The political melodrama that thrust a part of our generation’s experience into the national spotlight came when one of our own was nominated for the Supreme Court. The Brett Kavanaugh hearings were set against a familiar backdrop of parents off at work and under-programmed teens able to easily score alcohol for house parties. Most of us watched the hearings in horror, because no matter how we felt about him, it turns out our generation’s defining conflict wasn’t the Gulf War or punk versus indie or even OK Cola versus Evian. It was jocks versus nerds. And the jocks won.
Still, maybe, just maybe, Generation X’s lower-intensity experience of adulthood is just what our anxious, polarized city needs. Our local pols, such as DC mayor Muriel Bowser, are actually pretty popular. Just thinking of Washington as something other than a thunderdome can be a useful trait.
But if there’s no future for us, it’s an outcome we’re sadly comfortable with. In 1997, Time reported that most of us believed General Hospital would outlast Medicare. That may yet turn out to be a pretty good bet!
We have one ace up the sleeves of our faded no fear shirts, though. It’s called Generation Z, and we hope we’ve filled enough of them with our post-punk nihilism and economic pessimism to give millennials waking nightmares for the rest of their existence. Go ahead and ignore us all you want. We’ll be in the gas-station convenience store, dancing ironically to “My Sharona” and using lots of air quotes when we talk about you. And our kids? Like us, they consider both boomers and millennials to be kind of useless, and they understand memes a lot better than we do. Good luck surviving them.

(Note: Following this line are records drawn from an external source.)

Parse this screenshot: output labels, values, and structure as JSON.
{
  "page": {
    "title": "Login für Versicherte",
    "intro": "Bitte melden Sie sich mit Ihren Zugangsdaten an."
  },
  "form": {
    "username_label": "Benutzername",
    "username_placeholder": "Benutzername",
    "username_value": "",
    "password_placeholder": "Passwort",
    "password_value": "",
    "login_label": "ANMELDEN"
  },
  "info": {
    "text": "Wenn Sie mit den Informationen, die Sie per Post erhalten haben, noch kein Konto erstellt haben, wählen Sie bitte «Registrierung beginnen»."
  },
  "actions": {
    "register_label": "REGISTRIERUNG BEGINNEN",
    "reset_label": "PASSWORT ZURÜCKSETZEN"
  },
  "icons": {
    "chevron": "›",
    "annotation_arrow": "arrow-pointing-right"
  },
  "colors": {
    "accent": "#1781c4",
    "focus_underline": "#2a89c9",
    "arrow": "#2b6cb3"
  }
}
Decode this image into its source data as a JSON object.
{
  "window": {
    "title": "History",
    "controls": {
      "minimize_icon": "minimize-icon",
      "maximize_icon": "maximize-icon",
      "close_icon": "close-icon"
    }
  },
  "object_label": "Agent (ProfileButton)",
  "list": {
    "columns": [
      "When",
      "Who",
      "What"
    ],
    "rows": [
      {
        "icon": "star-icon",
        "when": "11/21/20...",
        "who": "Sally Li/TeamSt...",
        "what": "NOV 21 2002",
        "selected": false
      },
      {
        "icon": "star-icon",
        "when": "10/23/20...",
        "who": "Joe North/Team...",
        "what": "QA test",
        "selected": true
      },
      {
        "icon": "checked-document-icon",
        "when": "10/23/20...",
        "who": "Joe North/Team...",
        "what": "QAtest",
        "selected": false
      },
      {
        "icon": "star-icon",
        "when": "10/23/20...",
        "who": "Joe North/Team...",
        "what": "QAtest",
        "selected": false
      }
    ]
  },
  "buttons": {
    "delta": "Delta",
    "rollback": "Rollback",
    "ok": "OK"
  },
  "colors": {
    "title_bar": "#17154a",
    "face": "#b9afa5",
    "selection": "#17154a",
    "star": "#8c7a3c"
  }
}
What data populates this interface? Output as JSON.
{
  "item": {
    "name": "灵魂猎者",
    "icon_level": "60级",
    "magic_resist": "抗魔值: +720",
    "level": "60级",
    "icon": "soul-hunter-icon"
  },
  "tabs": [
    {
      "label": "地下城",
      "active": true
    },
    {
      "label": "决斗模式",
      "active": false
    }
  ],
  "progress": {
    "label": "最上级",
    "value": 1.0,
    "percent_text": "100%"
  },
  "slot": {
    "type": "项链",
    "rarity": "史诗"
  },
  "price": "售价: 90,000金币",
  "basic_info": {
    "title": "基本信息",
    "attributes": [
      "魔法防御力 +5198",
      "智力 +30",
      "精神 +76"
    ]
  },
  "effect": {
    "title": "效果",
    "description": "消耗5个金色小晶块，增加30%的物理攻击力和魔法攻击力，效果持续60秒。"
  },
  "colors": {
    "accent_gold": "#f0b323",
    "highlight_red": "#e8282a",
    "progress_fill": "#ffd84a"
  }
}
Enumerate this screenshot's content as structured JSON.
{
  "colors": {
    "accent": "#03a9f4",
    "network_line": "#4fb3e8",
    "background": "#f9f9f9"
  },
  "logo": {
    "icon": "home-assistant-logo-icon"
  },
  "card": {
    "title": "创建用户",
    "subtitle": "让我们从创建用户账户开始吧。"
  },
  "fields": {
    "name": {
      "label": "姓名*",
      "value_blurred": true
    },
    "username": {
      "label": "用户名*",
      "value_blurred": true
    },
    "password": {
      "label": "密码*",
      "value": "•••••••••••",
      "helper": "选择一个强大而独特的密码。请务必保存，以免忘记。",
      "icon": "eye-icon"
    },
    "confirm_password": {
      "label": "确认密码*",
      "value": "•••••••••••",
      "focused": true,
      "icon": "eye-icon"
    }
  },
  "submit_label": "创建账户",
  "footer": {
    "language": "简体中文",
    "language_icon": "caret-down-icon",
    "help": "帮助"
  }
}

This article appears in the July 2019 issue of Washingtonian.